Scan the material for "company". Copy every line it appears in.

___ DATA ___

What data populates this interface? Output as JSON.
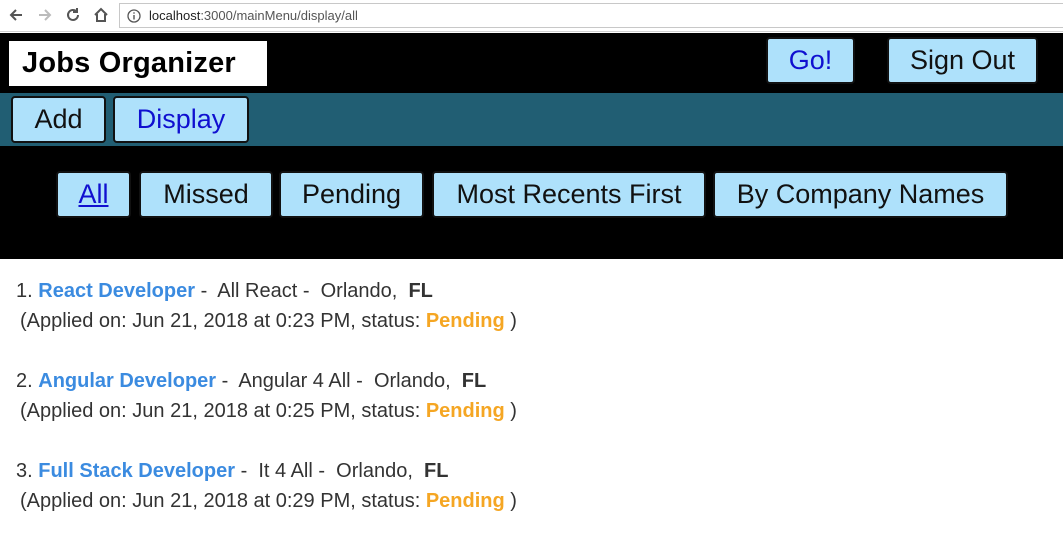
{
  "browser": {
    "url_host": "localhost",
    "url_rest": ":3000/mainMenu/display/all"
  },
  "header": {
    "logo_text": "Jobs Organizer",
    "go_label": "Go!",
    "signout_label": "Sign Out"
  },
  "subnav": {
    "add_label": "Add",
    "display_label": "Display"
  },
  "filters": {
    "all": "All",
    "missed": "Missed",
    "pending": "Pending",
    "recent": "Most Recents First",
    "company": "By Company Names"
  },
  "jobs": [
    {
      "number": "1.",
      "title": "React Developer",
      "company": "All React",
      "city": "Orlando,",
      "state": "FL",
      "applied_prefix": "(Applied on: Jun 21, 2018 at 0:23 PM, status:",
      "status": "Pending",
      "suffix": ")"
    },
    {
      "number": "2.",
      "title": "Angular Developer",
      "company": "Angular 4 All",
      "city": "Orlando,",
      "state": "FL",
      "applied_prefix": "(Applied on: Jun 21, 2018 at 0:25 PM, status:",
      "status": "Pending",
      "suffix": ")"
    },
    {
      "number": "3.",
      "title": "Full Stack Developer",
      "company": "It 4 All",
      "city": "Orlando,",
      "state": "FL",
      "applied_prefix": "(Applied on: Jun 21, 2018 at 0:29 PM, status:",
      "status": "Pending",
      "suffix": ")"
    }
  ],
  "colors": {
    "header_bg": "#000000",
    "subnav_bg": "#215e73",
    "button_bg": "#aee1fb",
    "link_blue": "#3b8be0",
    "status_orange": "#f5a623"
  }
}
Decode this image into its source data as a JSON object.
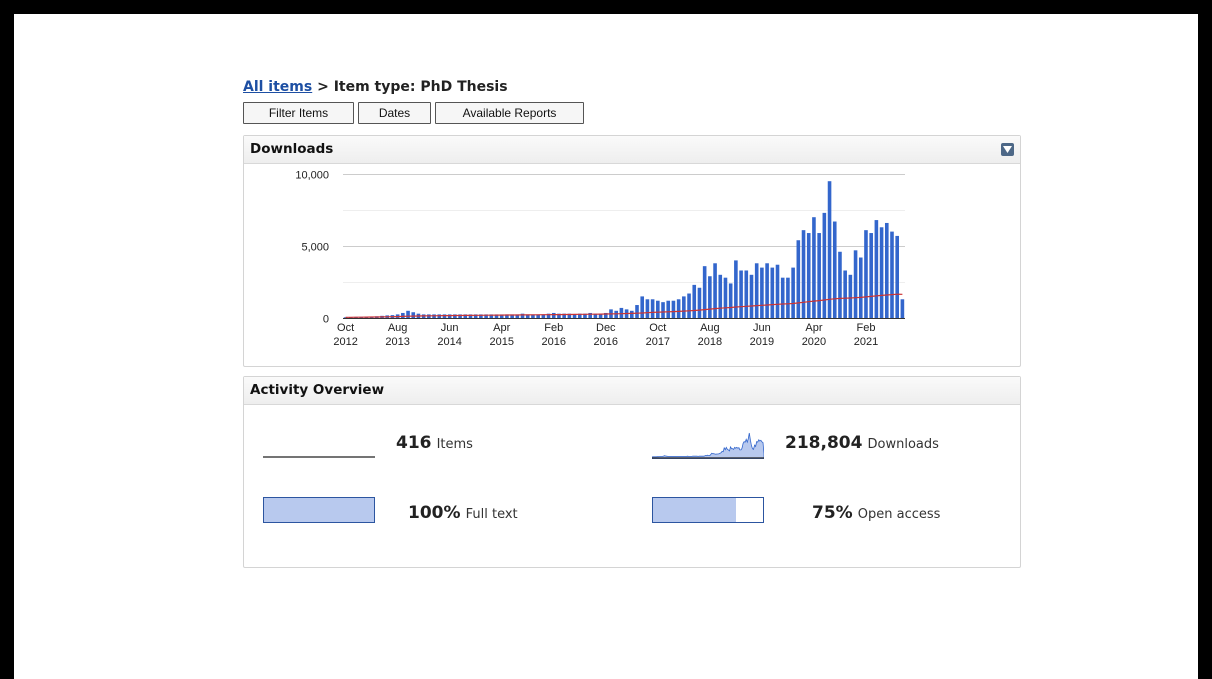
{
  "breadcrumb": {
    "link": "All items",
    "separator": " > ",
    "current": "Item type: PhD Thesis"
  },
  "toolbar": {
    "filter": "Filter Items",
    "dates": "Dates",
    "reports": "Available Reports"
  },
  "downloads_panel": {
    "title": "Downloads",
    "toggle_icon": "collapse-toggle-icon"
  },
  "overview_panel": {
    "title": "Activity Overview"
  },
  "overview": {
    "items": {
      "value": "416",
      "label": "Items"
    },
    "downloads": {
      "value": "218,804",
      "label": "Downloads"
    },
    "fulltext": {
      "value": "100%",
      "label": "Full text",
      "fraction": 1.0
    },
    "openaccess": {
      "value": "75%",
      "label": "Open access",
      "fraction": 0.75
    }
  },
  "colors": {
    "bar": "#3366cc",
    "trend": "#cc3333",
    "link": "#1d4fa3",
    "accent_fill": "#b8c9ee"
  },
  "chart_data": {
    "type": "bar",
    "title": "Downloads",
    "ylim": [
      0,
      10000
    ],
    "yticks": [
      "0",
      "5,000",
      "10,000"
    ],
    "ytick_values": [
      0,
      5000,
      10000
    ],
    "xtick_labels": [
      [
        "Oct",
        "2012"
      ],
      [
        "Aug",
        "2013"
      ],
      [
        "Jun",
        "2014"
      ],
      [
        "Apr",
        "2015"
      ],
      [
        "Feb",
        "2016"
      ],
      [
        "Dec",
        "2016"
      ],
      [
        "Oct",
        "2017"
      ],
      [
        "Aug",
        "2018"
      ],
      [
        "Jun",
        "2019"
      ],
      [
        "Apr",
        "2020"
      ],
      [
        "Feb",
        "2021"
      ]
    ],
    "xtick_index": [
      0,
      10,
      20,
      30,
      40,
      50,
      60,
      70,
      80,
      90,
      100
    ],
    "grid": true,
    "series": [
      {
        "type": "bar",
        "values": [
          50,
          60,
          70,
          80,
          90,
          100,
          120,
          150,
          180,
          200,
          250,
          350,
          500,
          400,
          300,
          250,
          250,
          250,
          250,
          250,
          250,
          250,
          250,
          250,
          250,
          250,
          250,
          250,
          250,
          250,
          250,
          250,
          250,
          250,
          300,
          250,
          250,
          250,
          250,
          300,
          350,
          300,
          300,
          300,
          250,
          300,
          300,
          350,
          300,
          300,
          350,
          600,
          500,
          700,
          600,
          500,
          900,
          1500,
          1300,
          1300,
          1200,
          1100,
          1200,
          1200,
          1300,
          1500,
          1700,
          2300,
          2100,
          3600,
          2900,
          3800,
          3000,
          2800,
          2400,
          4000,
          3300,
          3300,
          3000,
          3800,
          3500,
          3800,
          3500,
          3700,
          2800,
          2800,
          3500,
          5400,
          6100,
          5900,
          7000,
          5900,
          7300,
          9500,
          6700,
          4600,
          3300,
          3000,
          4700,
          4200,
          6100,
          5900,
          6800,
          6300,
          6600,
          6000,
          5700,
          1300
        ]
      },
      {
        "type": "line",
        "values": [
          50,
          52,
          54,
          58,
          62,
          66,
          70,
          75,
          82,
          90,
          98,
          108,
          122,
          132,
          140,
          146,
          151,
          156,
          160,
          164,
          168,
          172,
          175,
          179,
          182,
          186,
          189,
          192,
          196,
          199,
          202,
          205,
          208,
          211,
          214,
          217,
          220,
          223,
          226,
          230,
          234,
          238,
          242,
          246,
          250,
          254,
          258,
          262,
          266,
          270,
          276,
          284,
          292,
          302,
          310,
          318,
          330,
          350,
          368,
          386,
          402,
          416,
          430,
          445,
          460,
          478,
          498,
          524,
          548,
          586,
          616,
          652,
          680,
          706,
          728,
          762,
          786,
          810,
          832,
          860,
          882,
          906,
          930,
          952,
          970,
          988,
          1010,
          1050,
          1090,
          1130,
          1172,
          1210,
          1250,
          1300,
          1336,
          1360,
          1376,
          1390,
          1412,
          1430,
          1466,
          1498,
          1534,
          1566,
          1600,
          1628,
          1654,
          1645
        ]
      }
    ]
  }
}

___
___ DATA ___

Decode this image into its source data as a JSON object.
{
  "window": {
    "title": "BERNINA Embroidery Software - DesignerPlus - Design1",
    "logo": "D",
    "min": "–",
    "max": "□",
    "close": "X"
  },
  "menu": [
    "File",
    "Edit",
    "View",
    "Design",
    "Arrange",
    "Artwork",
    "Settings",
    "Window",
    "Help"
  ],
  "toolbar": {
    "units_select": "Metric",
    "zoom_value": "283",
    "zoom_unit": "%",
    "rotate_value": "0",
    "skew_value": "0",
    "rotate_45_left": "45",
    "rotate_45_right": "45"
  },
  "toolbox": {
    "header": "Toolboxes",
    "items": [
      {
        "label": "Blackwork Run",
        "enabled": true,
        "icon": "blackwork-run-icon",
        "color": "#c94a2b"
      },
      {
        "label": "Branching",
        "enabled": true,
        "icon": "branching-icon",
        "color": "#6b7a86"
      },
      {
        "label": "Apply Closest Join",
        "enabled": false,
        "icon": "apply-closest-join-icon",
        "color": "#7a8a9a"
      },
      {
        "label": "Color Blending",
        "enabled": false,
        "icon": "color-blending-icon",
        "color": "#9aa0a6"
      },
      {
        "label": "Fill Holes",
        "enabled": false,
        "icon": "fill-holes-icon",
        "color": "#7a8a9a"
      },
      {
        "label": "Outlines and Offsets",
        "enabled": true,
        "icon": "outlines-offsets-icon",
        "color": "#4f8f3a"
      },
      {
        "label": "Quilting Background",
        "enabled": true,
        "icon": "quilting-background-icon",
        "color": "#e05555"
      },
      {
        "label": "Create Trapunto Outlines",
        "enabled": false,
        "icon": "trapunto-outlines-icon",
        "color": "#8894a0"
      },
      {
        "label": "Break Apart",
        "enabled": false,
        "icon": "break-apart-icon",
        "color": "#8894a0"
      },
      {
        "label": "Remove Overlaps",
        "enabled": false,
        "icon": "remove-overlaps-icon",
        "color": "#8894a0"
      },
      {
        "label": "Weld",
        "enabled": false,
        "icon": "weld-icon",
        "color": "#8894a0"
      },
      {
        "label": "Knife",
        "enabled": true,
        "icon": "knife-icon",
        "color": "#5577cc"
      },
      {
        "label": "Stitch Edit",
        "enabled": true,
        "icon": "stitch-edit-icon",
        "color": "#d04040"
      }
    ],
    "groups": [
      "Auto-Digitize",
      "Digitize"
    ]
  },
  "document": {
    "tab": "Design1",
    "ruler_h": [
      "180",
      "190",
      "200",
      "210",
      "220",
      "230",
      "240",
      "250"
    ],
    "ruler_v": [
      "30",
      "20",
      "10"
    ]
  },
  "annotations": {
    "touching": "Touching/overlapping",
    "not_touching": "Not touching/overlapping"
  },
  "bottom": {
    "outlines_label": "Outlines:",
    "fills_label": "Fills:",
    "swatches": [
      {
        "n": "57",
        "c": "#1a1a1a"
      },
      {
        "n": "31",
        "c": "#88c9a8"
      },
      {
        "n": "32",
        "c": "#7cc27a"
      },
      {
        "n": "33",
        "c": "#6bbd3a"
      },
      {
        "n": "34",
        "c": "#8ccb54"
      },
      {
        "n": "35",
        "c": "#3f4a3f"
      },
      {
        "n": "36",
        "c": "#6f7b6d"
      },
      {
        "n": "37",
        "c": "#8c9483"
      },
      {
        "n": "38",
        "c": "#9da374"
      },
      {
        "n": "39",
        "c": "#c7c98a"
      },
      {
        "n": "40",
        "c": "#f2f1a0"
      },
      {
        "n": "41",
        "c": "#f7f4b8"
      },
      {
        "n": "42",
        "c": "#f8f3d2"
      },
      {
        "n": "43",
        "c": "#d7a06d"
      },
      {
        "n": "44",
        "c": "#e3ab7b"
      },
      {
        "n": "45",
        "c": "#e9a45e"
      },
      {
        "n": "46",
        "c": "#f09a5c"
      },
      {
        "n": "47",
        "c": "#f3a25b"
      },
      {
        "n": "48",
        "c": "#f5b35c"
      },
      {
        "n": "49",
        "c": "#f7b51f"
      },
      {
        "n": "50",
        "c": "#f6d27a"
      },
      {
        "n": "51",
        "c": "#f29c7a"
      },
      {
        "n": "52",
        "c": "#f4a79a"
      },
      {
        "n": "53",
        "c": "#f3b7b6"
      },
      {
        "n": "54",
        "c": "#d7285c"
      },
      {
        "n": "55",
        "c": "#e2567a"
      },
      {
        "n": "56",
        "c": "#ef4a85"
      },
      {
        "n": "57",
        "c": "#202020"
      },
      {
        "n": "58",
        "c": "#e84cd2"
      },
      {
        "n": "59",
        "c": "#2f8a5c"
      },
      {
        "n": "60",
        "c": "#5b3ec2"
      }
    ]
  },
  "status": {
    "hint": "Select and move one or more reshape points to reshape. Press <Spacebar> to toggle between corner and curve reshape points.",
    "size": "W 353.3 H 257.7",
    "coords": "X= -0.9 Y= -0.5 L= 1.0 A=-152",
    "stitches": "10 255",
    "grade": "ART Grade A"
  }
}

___

[WRITTEN SOLUTION]:
    "company": "By Company Names"
      "company": "All React",
      "company": "Angular 4 All",
      "company": "It 4 All",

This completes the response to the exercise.